== To do ==
Your answer must match the records word for word and contain no pictures.

== Data extracted from a collection ==
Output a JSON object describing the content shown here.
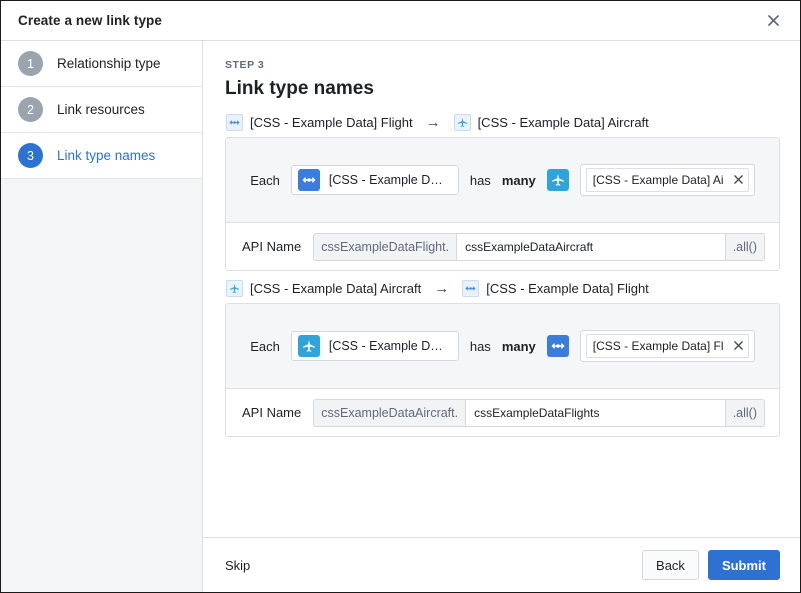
{
  "window": {
    "title": "Create a new link type",
    "close_icon": "close-icon"
  },
  "sidebar": {
    "steps": [
      {
        "number": "1",
        "label": "Relationship type",
        "active": false
      },
      {
        "number": "2",
        "label": "Link resources",
        "active": false
      },
      {
        "number": "3",
        "label": "Link type names",
        "active": true
      }
    ]
  },
  "main": {
    "eyebrow": "STEP 3",
    "title": "Link type names",
    "relations": [
      {
        "head": {
          "source_icon": "link-icon",
          "source_label": "[CSS - Example Data] Flight",
          "arrow": "→",
          "target_icon": "airplane-icon",
          "target_label": "[CSS - Example Data] Aircraft"
        },
        "sentence": {
          "each_label": "Each",
          "subject_icon": "link-icon",
          "subject_text": "[CSS - Example Data] …",
          "has_label": "has",
          "cardinality_label": "many",
          "object_icon": "airplane-icon",
          "object_tag_text": "[CSS - Example Data] Ai",
          "object_tag_remove_icon": "close-icon"
        },
        "api": {
          "label": "API Name",
          "prefix": "cssExampleDataFlight.",
          "value": "cssExampleDataAircraft",
          "suffix": ".all()"
        }
      },
      {
        "head": {
          "source_icon": "airplane-icon",
          "source_label": "[CSS - Example Data] Aircraft",
          "arrow": "→",
          "target_icon": "link-icon",
          "target_label": "[CSS - Example Data] Flight"
        },
        "sentence": {
          "each_label": "Each",
          "subject_icon": "airplane-icon",
          "subject_text": "[CSS - Example Data] …",
          "has_label": "has",
          "cardinality_label": "many",
          "object_icon": "link-icon",
          "object_tag_text": "[CSS - Example Data] Fl",
          "object_tag_remove_icon": "close-icon"
        },
        "api": {
          "label": "API Name",
          "prefix": "cssExampleDataAircraft.",
          "value": "cssExampleDataFlights",
          "suffix": ".all()"
        }
      }
    ]
  },
  "footer": {
    "skip_label": "Skip",
    "back_label": "Back",
    "submit_label": "Submit"
  },
  "colors": {
    "accent": "#2d72d2",
    "link_icon_bg": "#3b7ddd",
    "plane_icon_bg": "#2fa4da",
    "step_inactive_bg": "#9aa4af",
    "panel_bg": "#f5f6f7",
    "sidebar_bg": "#f4f5f7",
    "border": "#dcdfe3"
  }
}
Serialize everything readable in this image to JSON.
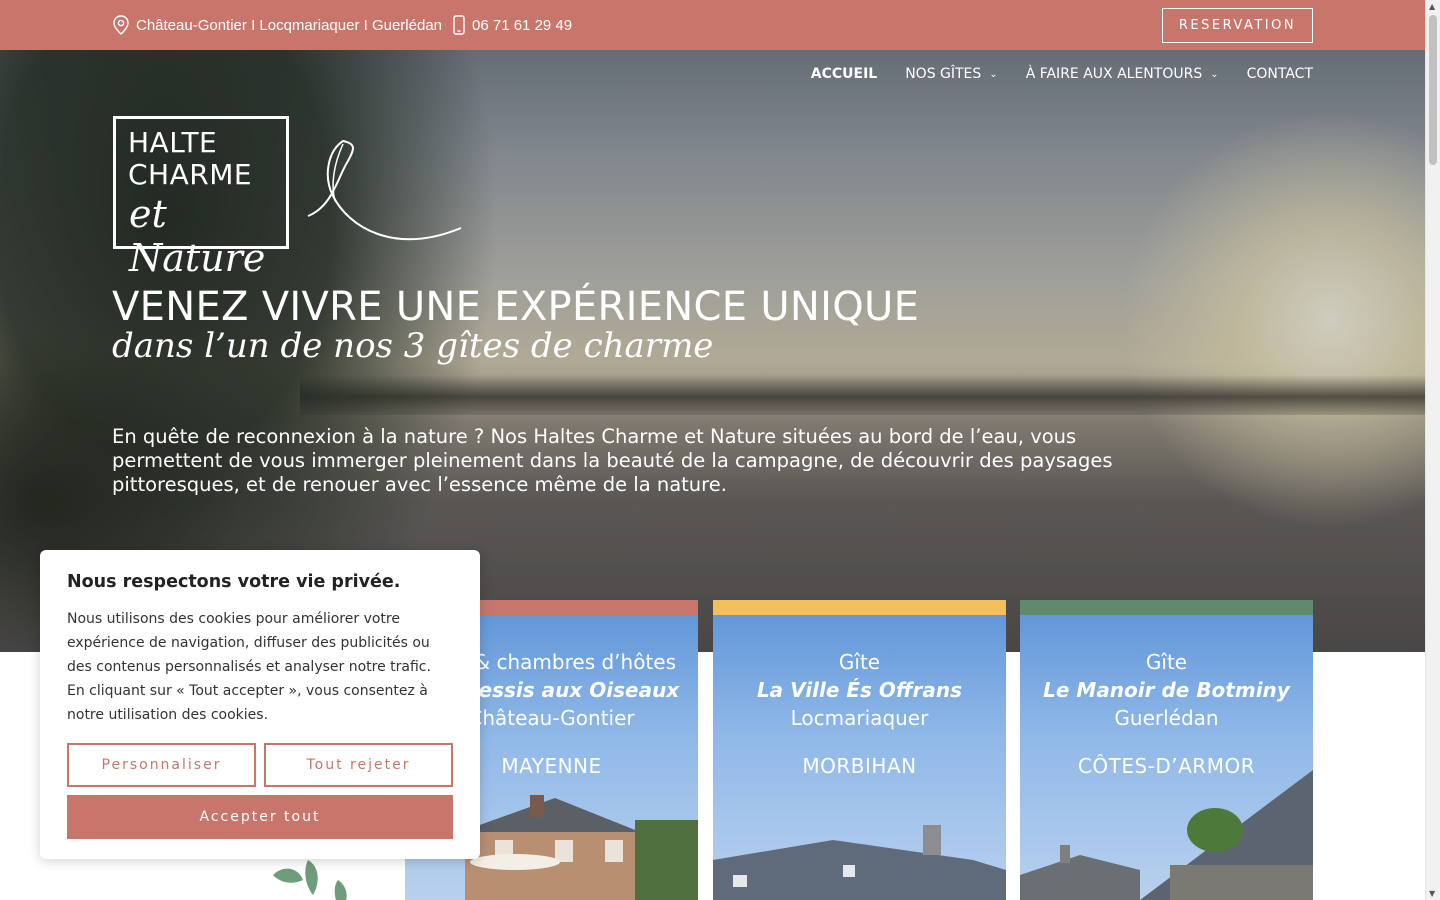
{
  "topbar": {
    "locations": "Château-Gontier I Locqmariaquer I Guerlédan",
    "phone": "06 71 61 29 49",
    "reservation": "RESERVATION"
  },
  "nav": {
    "items": [
      {
        "label": "ACCUEIL"
      },
      {
        "label": "NOS GÎTES"
      },
      {
        "label": "À FAIRE AUX ALENTOURS"
      },
      {
        "label": "CONTACT"
      }
    ]
  },
  "logo": {
    "line1": "HALTE",
    "line2": "CHARME",
    "line3": "et Nature"
  },
  "hero": {
    "headline": "VENEZ VIVRE UNE EXPÉRIENCE UNIQUE",
    "subline": "dans l’un de nos 3 gîtes de charme",
    "intro": "En quête de reconnexion à la nature ? Nos Haltes Charme et Nature situées au bord de l’eau, vous permettent de vous immerger pleinement dans la beauté de la campagne, de découvrir des paysages pittoresques, et de renouer avec l’essence même de la nature."
  },
  "cards": [
    {
      "kind": "Gîte & chambres d’hôtes",
      "name": "Le Plessis aux Oiseaux",
      "town": "Château-Gontier",
      "region": "MAYENNE",
      "accent": "#c8766c"
    },
    {
      "kind": "Gîte",
      "name": "La Ville És Offrans",
      "town": "Locmariaquer",
      "region": "MORBIHAN",
      "accent": "#f4bf5a"
    },
    {
      "kind": "Gîte",
      "name": "Le Manoir de Botminy",
      "town": "Guerlédan",
      "region": "CÔTES-D’ARMOR",
      "accent": "#5f8a6e"
    }
  ],
  "cookie": {
    "title": "Nous respectons votre vie privée.",
    "text": "Nous utilisons des cookies pour améliorer votre expérience de navigation, diffuser des publicités ou des contenus personnalisés et analyser notre trafic. En cliquant sur « Tout accepter », vous consentez à notre utilisation des cookies.",
    "customize": "Personnaliser",
    "reject": "Tout rejeter",
    "accept": "Accepter tout"
  },
  "colors": {
    "brand": "#c8766c",
    "accent_yellow": "#f4bf5a",
    "accent_green": "#5f8a6e"
  }
}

== Solution to the exercise ==
Output a JSON object describing the content shown here.
{
  "window": {
    "title": "Create a new link type",
    "close_icon": "close-icon"
  },
  "sidebar": {
    "steps": [
      {
        "number": "1",
        "label": "Relationship type",
        "active": false
      },
      {
        "number": "2",
        "label": "Link resources",
        "active": false
      },
      {
        "number": "3",
        "label": "Link type names",
        "active": true
      }
    ]
  },
  "main": {
    "eyebrow": "STEP 3",
    "title": "Link type names",
    "relations": [
      {
        "head": {
          "source_icon": "link-icon",
          "source_label": "[CSS - Example Data] Flight",
          "arrow": "→",
          "target_icon": "airplane-icon",
          "target_label": "[CSS - Example Data] Aircraft"
        },
        "sentence": {
          "each_label": "Each",
          "subject_icon": "link-icon",
          "subject_text": "[CSS - Example Data] …",
          "has_label": "has",
          "cardinality_label": "many",
          "object_icon": "airplane-icon",
          "object_tag_text": "[CSS - Example Data] Ai",
          "object_tag_remove_icon": "close-icon"
        },
        "api": {
          "label": "API Name",
          "prefix": "cssExampleDataFlight.",
          "value": "cssExampleDataAircraft",
          "suffix": ".all()"
        }
      },
      {
        "head": {
          "source_icon": "airplane-icon",
          "source_label": "[CSS - Example Data] Aircraft",
          "arrow": "→",
          "target_icon": "link-icon",
          "target_label": "[CSS - Example Data] Flight"
        },
        "sentence": {
          "each_label": "Each",
          "subject_icon": "airplane-icon",
          "subject_text": "[CSS - Example Data] …",
          "has_label": "has",
          "cardinality_label": "many",
          "object_icon": "link-icon",
          "object_tag_text": "[CSS - Example Data] Fl",
          "object_tag_remove_icon": "close-icon"
        },
        "api": {
          "label": "API Name",
          "prefix": "cssExampleDataAircraft.",
          "value": "cssExampleDataFlights",
          "suffix": ".all()"
        }
      }
    ]
  },
  "footer": {
    "skip_label": "Skip",
    "back_label": "Back",
    "submit_label": "Submit"
  },
  "colors": {
    "accent": "#2d72d2",
    "link_icon_bg": "#3b7ddd",
    "plane_icon_bg": "#2fa4da",
    "step_inactive_bg": "#9aa4af",
    "panel_bg": "#f5f6f7",
    "sidebar_bg": "#f4f5f7",
    "border": "#dcdfe3"
  }
}
Serialize everything readable in this image to JSON.
{
  "topbar": {
    "locations": "Château-Gontier I Locqmariaquer I Guerlédan",
    "phone": "06 71 61 29 49",
    "reservation": "RESERVATION"
  },
  "nav": {
    "items": [
      {
        "label": "ACCUEIL"
      },
      {
        "label": "NOS GÎTES"
      },
      {
        "label": "À FAIRE AUX ALENTOURS"
      },
      {
        "label": "CONTACT"
      }
    ]
  },
  "logo": {
    "line1": "HALTE",
    "line2": "CHARME",
    "line3": "et Nature"
  },
  "hero": {
    "headline": "VENEZ VIVRE UNE EXPÉRIENCE UNIQUE",
    "subline": "dans l’un de nos 3 gîtes de charme",
    "intro": "En quête de reconnexion à la nature ? Nos Haltes Charme et Nature situées au bord de l’eau, vous permettent de vous immerger pleinement dans la beauté de la campagne, de découvrir des paysages pittoresques, et de renouer avec l’essence même de la nature."
  },
  "cards": [
    {
      "kind": "Gîte & chambres d’hôtes",
      "name": "Le Plessis aux Oiseaux",
      "town": "Château-Gontier",
      "region": "MAYENNE",
      "accent": "#c8766c"
    },
    {
      "kind": "Gîte",
      "name": "La Ville És Offrans",
      "town": "Locmariaquer",
      "region": "MORBIHAN",
      "accent": "#f4bf5a"
    },
    {
      "kind": "Gîte",
      "name": "Le Manoir de Botminy",
      "town": "Guerlédan",
      "region": "CÔTES-D’ARMOR",
      "accent": "#5f8a6e"
    }
  ],
  "cookie": {
    "title": "Nous respectons votre vie privée.",
    "text": "Nous utilisons des cookies pour améliorer votre expérience de navigation, diffuser des publicités ou des contenus personnalisés et analyser notre trafic. En cliquant sur « Tout accepter », vous consentez à notre utilisation des cookies.",
    "customize": "Personnaliser",
    "reject": "Tout rejeter",
    "accept": "Accepter tout"
  },
  "colors": {
    "brand": "#c8766c",
    "accent_yellow": "#f4bf5a",
    "accent_green": "#5f8a6e"
  }
}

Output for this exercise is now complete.